Pictures are to be left out, but please repeat each record exactly.

[Opening Data section section]

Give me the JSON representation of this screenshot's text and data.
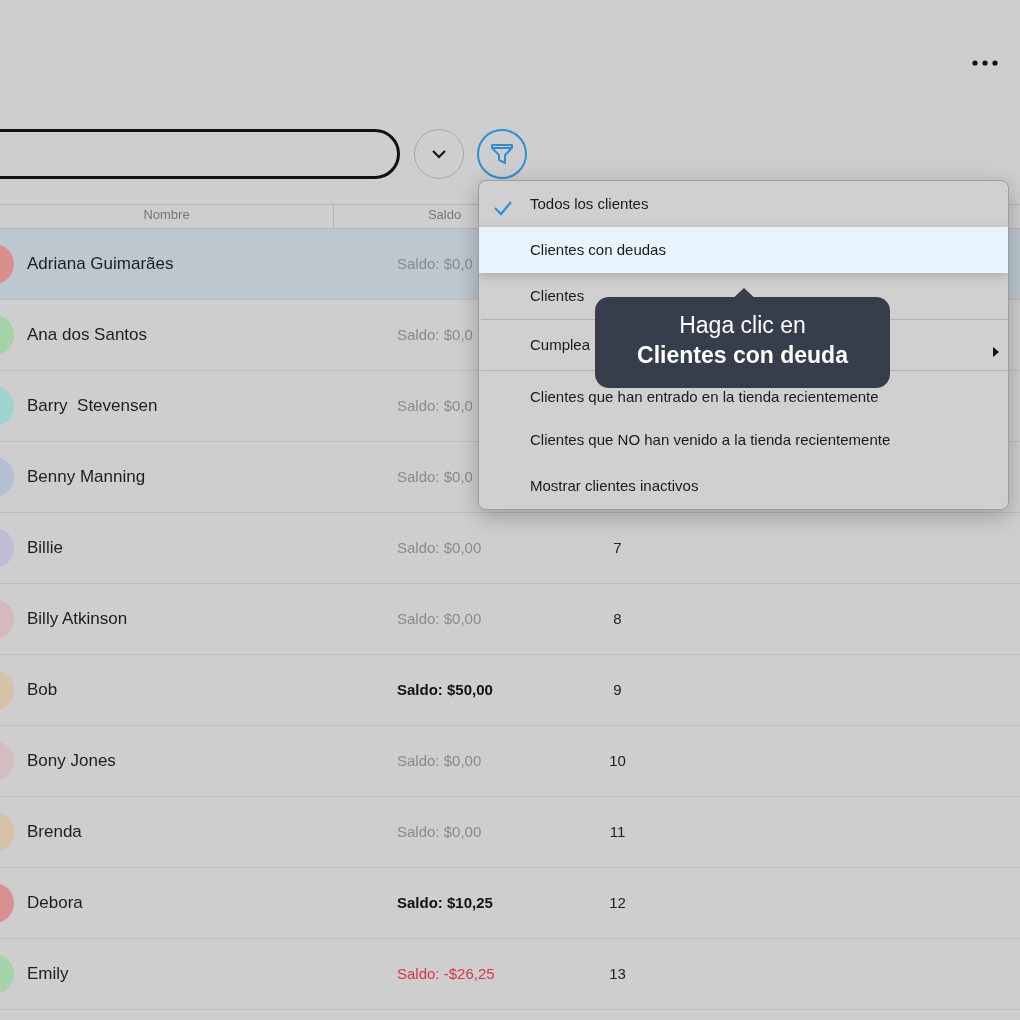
{
  "table": {
    "columns": [
      "Nombre",
      "Saldo"
    ],
    "rows": [
      {
        "name": "Adriana Guimarães",
        "balance": {
          "text": "Saldo: $0,0",
          "kind": "zero"
        },
        "number": "",
        "color": "#d98e8e",
        "selected": true
      },
      {
        "name": "Ana dos Santos",
        "balance": {
          "text": "Saldo: $0,0",
          "kind": "zero"
        },
        "number": "",
        "color": "#a3d3a6",
        "selected": false
      },
      {
        "name": "Barry  Stevensen",
        "balance": {
          "text": "Saldo: $0,0",
          "kind": "zero"
        },
        "number": "",
        "color": "#9fd3cf",
        "selected": false
      },
      {
        "name": "Benny Manning",
        "balance": {
          "text": "Saldo: $0,0",
          "kind": "zero"
        },
        "number": "",
        "color": "#b3bfd3",
        "selected": false
      },
      {
        "name": "Billie",
        "balance": {
          "text": "Saldo: $0,00",
          "kind": "zero"
        },
        "number": "7",
        "color": "#c2bcd6",
        "selected": false
      },
      {
        "name": "Billy Atkinson",
        "balance": {
          "text": "Saldo: $0,00",
          "kind": "zero"
        },
        "number": "8",
        "color": "#d6b9bd",
        "selected": false
      },
      {
        "name": "Bob",
        "balance": {
          "text": "Saldo: $50,00",
          "kind": "credit"
        },
        "number": "9",
        "color": "#d6c2a6",
        "selected": false
      },
      {
        "name": "Bony Jones",
        "balance": {
          "text": "Saldo: $0,00",
          "kind": "zero"
        },
        "number": "10",
        "color": "#d5bcc0",
        "selected": false
      },
      {
        "name": "Brenda",
        "balance": {
          "text": "Saldo: $0,00",
          "kind": "zero"
        },
        "number": "11",
        "color": "#d6c2a7",
        "selected": false
      },
      {
        "name": "Debora",
        "balance": {
          "text": "Saldo: $10,25",
          "kind": "credit"
        },
        "number": "12",
        "color": "#d98e8f",
        "selected": false
      },
      {
        "name": "Emily",
        "balance": {
          "text": "Saldo: -$26,25",
          "kind": "debt"
        },
        "number": "13",
        "color": "#a3d3a7",
        "selected": false
      }
    ]
  },
  "filter_menu": {
    "items": [
      {
        "kind": "item",
        "label": "Todos los clientes",
        "selected": true,
        "hovered": false
      },
      {
        "kind": "item",
        "label": "Clientes con deudas",
        "selected": false,
        "hovered": true
      },
      {
        "kind": "item",
        "label": "Clientes",
        "selected": false,
        "hovered": false
      },
      {
        "kind": "divider"
      },
      {
        "kind": "submenu",
        "label": "Cumplea",
        "selected": false,
        "hovered": false
      },
      {
        "kind": "divider"
      },
      {
        "kind": "item",
        "label": "Clientes que han entrado en la tienda recientemente",
        "selected": false,
        "hovered": false
      },
      {
        "kind": "item",
        "label": "Clientes que NO han venido a la tienda recientemente",
        "selected": false,
        "hovered": false
      },
      {
        "kind": "item",
        "label": "Mostrar clientes inactivos",
        "selected": false,
        "hovered": false
      }
    ]
  },
  "tooltip": {
    "text": "Haga clic en **Clientes con deuda**"
  }
}
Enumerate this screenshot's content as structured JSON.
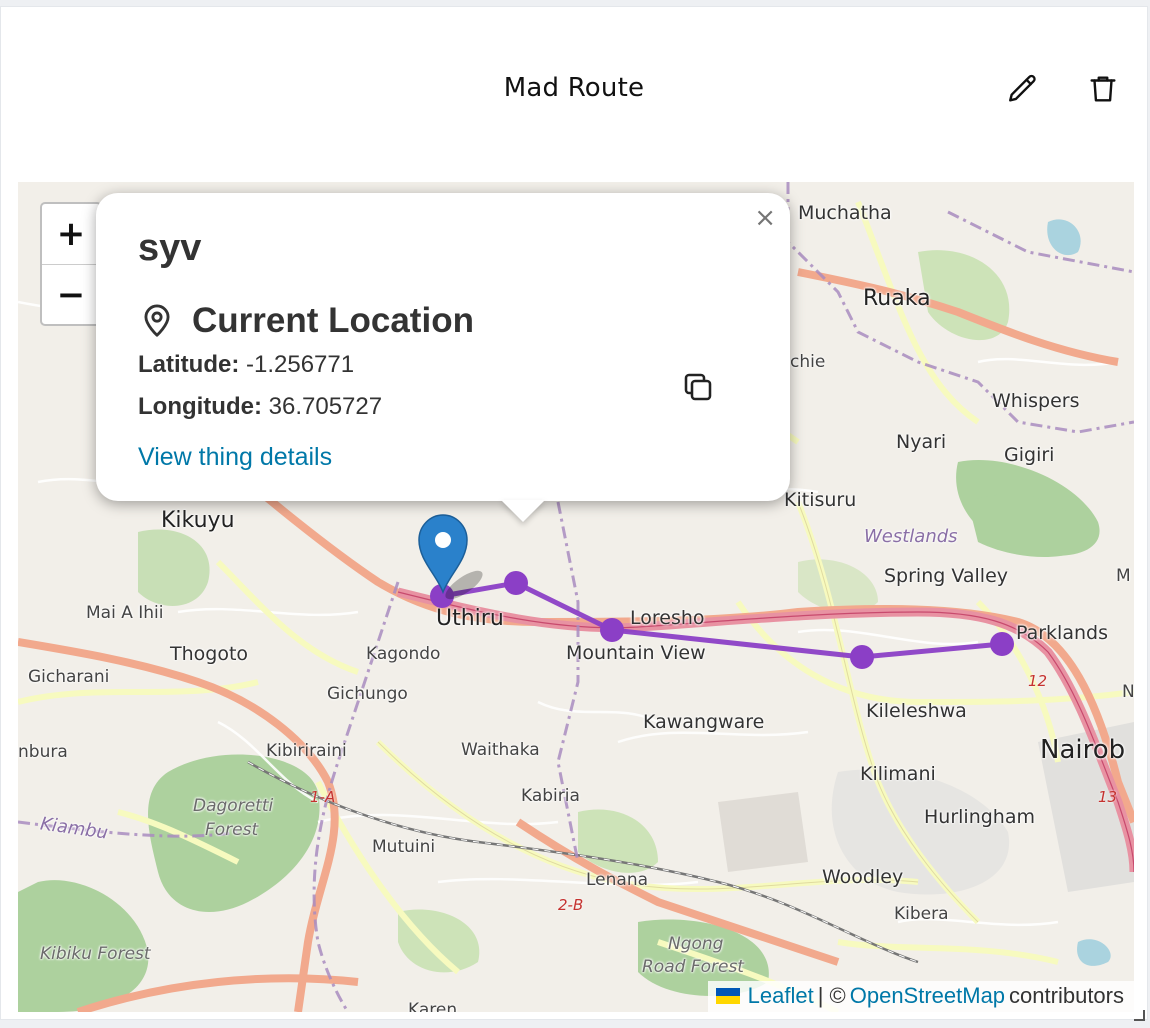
{
  "header": {
    "title": "Mad Route",
    "edit_icon": "pencil-icon",
    "delete_icon": "trash-icon"
  },
  "map": {
    "zoom_in": "+",
    "zoom_out": "−",
    "labels": {
      "muchatha": "Muchatha",
      "ruaka": "Ruaka",
      "chie": "chie",
      "whispers": "Whispers",
      "nyari": "Nyari",
      "gigiri": "Gigiri",
      "kitisuru": "Kitisuru",
      "westlands": "Westlands",
      "spring_valley": "Spring Valley",
      "kikuyu": "Kikuyu",
      "mai_a_ihii": "Mai A Ihii",
      "uthiru": "Uthiru",
      "loresho": "Loresho",
      "mountain_view": "Mountain View",
      "parklands": "Parklands",
      "thogoto": "Thogoto",
      "kagondo": "Kagondo",
      "gicharani": "Gicharani",
      "gichungo": "Gichungo",
      "kawangware": "Kawangware",
      "kileleshwa": "Kileleshwa",
      "nbura": "nbura",
      "kibiriraini": "Kibiriraini",
      "waithaka": "Waithaka",
      "nairobi": "Nairob",
      "kilimani": "Kilimani",
      "dagoretti": "Dagoretti",
      "forest": "Forest",
      "kabiria": "Kabiria",
      "hurlingham": "Hurlingham",
      "kiambu": "Kiambu",
      "mutuini": "Mutuini",
      "lenana": "Lenana",
      "woodley": "Woodley",
      "kibera": "Kibera",
      "kibiku": "Kibiku Forest",
      "ngong": "Ngong",
      "road_forest": "Road Forest",
      "karen": "Karen",
      "m_edge": "M",
      "n_edge": "N",
      "road_12": "12",
      "road_13": "13",
      "road_1a": "1-A",
      "road_2b": "2-B"
    },
    "route_color": "#8b3fc6",
    "marker_icon": "map-pin-icon"
  },
  "popup": {
    "close": "×",
    "title": "syv",
    "location_heading": "Current Location",
    "location_icon": "location-pin-icon",
    "latitude_label": "Latitude:",
    "latitude_value": "-1.256771",
    "longitude_label": "Longitude:",
    "longitude_value": "36.705727",
    "copy_icon": "copy-icon",
    "details_link": "View thing details"
  },
  "attribution": {
    "leaflet": "Leaflet",
    "separator": "| ©",
    "osm": "OpenStreetMap",
    "suffix": "contributors"
  }
}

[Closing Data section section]

## Response to the task
Give me the JSON representation of this screenshot's text and data.
{
  "table": {
    "columns": [
      "Nombre",
      "Saldo"
    ],
    "rows": [
      {
        "name": "Adriana Guimarães",
        "balance": {
          "text": "Saldo: $0,0",
          "kind": "zero"
        },
        "number": "",
        "color": "#d98e8e",
        "selected": true
      },
      {
        "name": "Ana dos Santos",
        "balance": {
          "text": "Saldo: $0,0",
          "kind": "zero"
        },
        "number": "",
        "color": "#a3d3a6",
        "selected": false
      },
      {
        "name": "Barry  Stevensen",
        "balance": {
          "text": "Saldo: $0,0",
          "kind": "zero"
        },
        "number": "",
        "color": "#9fd3cf",
        "selected": false
      },
      {
        "name": "Benny Manning",
        "balance": {
          "text": "Saldo: $0,0",
          "kind": "zero"
        },
        "number": "",
        "color": "#b3bfd3",
        "selected": false
      },
      {
        "name": "Billie",
        "balance": {
          "text": "Saldo: $0,00",
          "kind": "zero"
        },
        "number": "7",
        "color": "#c2bcd6",
        "selected": false
      },
      {
        "name": "Billy Atkinson",
        "balance": {
          "text": "Saldo: $0,00",
          "kind": "zero"
        },
        "number": "8",
        "color": "#d6b9bd",
        "selected": false
      },
      {
        "name": "Bob",
        "balance": {
          "text": "Saldo: $50,00",
          "kind": "credit"
        },
        "number": "9",
        "color": "#d6c2a6",
        "selected": false
      },
      {
        "name": "Bony Jones",
        "balance": {
          "text": "Saldo: $0,00",
          "kind": "zero"
        },
        "number": "10",
        "color": "#d5bcc0",
        "selected": false
      },
      {
        "name": "Brenda",
        "balance": {
          "text": "Saldo: $0,00",
          "kind": "zero"
        },
        "number": "11",
        "color": "#d6c2a7",
        "selected": false
      },
      {
        "name": "Debora",
        "balance": {
          "text": "Saldo: $10,25",
          "kind": "credit"
        },
        "number": "12",
        "color": "#d98e8f",
        "selected": false
      },
      {
        "name": "Emily",
        "balance": {
          "text": "Saldo: -$26,25",
          "kind": "debt"
        },
        "number": "13",
        "color": "#a3d3a7",
        "selected": false
      }
    ]
  },
  "filter_menu": {
    "items": [
      {
        "kind": "item",
        "label": "Todos los clientes",
        "selected": true,
        "hovered": false
      },
      {
        "kind": "item",
        "label": "Clientes con deudas",
        "selected": false,
        "hovered": true
      },
      {
        "kind": "item",
        "label": "Clientes",
        "selected": false,
        "hovered": false
      },
      {
        "kind": "divider"
      },
      {
        "kind": "submenu",
        "label": "Cumplea",
        "selected": false,
        "hovered": false
      },
      {
        "kind": "divider"
      },
      {
        "kind": "item",
        "label": "Clientes que han entrado en la tienda recientemente",
        "selected": false,
        "hovered": false
      },
      {
        "kind": "item",
        "label": "Clientes que NO han venido a la tienda recientemente",
        "selected": false,
        "hovered": false
      },
      {
        "kind": "item",
        "label": "Mostrar clientes inactivos",
        "selected": false,
        "hovered": false
      }
    ]
  },
  "tooltip": {
    "text": "Haga clic en **Clientes con deuda**"
  }
}
Enumerate this screenshot's content as structured JSON.
{
  "header": {
    "title": "Mad Route",
    "edit_icon": "pencil-icon",
    "delete_icon": "trash-icon"
  },
  "map": {
    "zoom_in": "+",
    "zoom_out": "−",
    "labels": {
      "muchatha": "Muchatha",
      "ruaka": "Ruaka",
      "chie": "chie",
      "whispers": "Whispers",
      "nyari": "Nyari",
      "gigiri": "Gigiri",
      "kitisuru": "Kitisuru",
      "westlands": "Westlands",
      "spring_valley": "Spring Valley",
      "kikuyu": "Kikuyu",
      "mai_a_ihii": "Mai A Ihii",
      "uthiru": "Uthiru",
      "loresho": "Loresho",
      "mountain_view": "Mountain View",
      "parklands": "Parklands",
      "thogoto": "Thogoto",
      "kagondo": "Kagondo",
      "gicharani": "Gicharani",
      "gichungo": "Gichungo",
      "kawangware": "Kawangware",
      "kileleshwa": "Kileleshwa",
      "nbura": "nbura",
      "kibiriraini": "Kibiriraini",
      "waithaka": "Waithaka",
      "nairobi": "Nairob",
      "kilimani": "Kilimani",
      "dagoretti": "Dagoretti",
      "forest": "Forest",
      "kabiria": "Kabiria",
      "hurlingham": "Hurlingham",
      "kiambu": "Kiambu",
      "mutuini": "Mutuini",
      "lenana": "Lenana",
      "woodley": "Woodley",
      "kibera": "Kibera",
      "kibiku": "Kibiku Forest",
      "ngong": "Ngong",
      "road_forest": "Road Forest",
      "karen": "Karen",
      "m_edge": "M",
      "n_edge": "N",
      "road_12": "12",
      "road_13": "13",
      "road_1a": "1-A",
      "road_2b": "2-B"
    },
    "route_color": "#8b3fc6",
    "marker_icon": "map-pin-icon"
  },
  "popup": {
    "close": "×",
    "title": "syv",
    "location_heading": "Current Location",
    "location_icon": "location-pin-icon",
    "latitude_label": "Latitude:",
    "latitude_value": "-1.256771",
    "longitude_label": "Longitude:",
    "longitude_value": "36.705727",
    "copy_icon": "copy-icon",
    "details_link": "View thing details"
  },
  "attribution": {
    "leaflet": "Leaflet",
    "separator": "| ©",
    "osm": "OpenStreetMap",
    "suffix": "contributors"
  }
}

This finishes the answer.